We tour in a schoolbus, which has been converted into a motorhome. So we lived on the road for two weeks, cooking most of our meals, and trying to convince new audiences that we were worth listening to.

Though successful, to go from that to playing in Pisa (home of the leaning tower), where we played to a full house that knew our songs and sang and clapped along, was mind-boggling.

We've been playing out for several years, and I'm still always pleasantly surprised to see folks singing along. But Pisa, which was by far the most Mediterranean feeling place we visited, was something new altogether. But I'm getting ahead of myself.

Before the show, we were brought by the clubowner to a very very out of the way restaurant. We sat down, ordered the local dish - a bowl of Trippa (tripe, which is not made pickled like it is here in New Hampshire) - and sat back to relax for a bit.

Now, I mentioned it didn't get much more foreign looking than Pisa, right? Well, in the most exceedingly bizarre musical moment of the trip (not tripe), what CD was playing in the restaurant, but Son Volt's "Straightaways" album. Weirdness galore.

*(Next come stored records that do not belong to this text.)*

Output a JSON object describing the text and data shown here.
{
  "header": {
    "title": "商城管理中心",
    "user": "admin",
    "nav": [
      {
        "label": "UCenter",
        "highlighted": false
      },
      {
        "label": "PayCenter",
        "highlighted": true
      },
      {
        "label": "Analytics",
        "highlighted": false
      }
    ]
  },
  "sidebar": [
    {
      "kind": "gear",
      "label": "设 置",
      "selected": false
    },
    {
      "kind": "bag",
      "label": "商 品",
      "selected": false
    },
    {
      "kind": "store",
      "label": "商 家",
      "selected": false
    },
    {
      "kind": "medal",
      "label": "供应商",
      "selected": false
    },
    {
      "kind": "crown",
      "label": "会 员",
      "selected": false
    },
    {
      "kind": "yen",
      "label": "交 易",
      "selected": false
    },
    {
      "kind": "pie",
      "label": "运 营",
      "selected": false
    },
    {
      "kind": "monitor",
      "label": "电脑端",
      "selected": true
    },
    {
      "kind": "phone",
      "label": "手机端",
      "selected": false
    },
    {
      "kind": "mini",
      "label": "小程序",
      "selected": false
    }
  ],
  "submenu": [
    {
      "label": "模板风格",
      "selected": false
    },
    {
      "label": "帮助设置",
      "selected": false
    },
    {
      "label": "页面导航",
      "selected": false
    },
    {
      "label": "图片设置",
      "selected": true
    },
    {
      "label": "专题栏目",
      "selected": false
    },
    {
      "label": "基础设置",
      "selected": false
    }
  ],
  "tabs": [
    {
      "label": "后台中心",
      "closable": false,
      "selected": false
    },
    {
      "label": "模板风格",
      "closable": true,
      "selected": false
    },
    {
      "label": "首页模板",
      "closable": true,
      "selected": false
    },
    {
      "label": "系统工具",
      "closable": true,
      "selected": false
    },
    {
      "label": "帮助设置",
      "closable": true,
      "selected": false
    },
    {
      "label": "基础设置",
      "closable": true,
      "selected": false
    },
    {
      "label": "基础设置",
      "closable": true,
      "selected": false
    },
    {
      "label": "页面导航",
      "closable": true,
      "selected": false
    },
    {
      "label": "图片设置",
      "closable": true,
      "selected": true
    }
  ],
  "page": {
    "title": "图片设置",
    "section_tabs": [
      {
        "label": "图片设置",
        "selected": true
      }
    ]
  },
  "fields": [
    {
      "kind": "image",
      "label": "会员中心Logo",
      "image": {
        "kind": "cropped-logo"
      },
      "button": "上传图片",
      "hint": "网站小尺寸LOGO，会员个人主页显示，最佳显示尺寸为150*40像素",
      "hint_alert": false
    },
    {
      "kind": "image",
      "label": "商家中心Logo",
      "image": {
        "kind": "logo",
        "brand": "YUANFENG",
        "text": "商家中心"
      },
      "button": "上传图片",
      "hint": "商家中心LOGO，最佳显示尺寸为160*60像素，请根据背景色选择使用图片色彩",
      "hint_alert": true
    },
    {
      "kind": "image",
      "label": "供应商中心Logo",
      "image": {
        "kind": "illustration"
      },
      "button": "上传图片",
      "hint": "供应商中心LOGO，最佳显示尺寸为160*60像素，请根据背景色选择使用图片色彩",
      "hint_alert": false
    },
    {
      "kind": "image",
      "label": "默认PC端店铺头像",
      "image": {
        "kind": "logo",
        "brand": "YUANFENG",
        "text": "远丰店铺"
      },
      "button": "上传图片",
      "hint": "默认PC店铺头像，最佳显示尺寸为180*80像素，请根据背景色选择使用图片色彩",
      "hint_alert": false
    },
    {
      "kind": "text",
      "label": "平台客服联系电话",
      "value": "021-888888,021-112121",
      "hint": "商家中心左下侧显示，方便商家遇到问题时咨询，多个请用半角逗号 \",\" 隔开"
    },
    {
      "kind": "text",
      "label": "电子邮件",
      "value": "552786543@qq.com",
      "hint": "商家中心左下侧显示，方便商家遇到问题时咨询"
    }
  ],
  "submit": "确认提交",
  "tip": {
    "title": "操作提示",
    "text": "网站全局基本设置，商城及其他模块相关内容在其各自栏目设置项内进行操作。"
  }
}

So we ate the tripe, noticed we were late (hey, we're a band, that's what we do), and ran to the club. Trippa is cow stomach, which does not mix well with running. So I made the mistake of complaining about it during our set, and of course, the owner of the restaurant was there to see us. Oops.

The club in Pisa was called "Borderline," full with Tex-Mex motif, and they loved us. It's difficult to explain how grateful we felt, to be so far from home and to be so well accepted by the Italians. It's an incredible feeling to discover fans in a place like Atlanta, but this was something different altogether.

Even stranger, they would say "Do you like Old 97's? Do you like The Derailers? Do you like Jay Farrar or Jeff Tweedy?" Truly incredible.

After leaving Pisa, we played in Pavia, at a club called SpaziaMusica. This was about as close to Borderline as Stalin is to Sam Houston. By which I mean, SpaziaMusica was a Communist Club. There were pictures of Lenin, Che, Stalin, Castro and best of all, Bruno, the owner.

Bruno may have been a dyed-in-the-wool Red, but he loved American music, and the walls of the club were cluttered with signed pictures of groups who'd toured through, and all of which were framed in Red. Bruno even drove a red car.

Ironically, we sold a lot of CDs there. That night we were interviewed by national Italian television. They asked us what our influences were, and how it was that we came to play American roots music when we were from New Hampshire.

The whole tour was well promoted. We were well fed. We were paid in full, people paid attention, and we slept in hotels that ranged from okay to honeymoon quality.

In other words, it was nothing like our American touring experience.

© Country Standard Time • Jeffrey B. Remz, editor & publisher •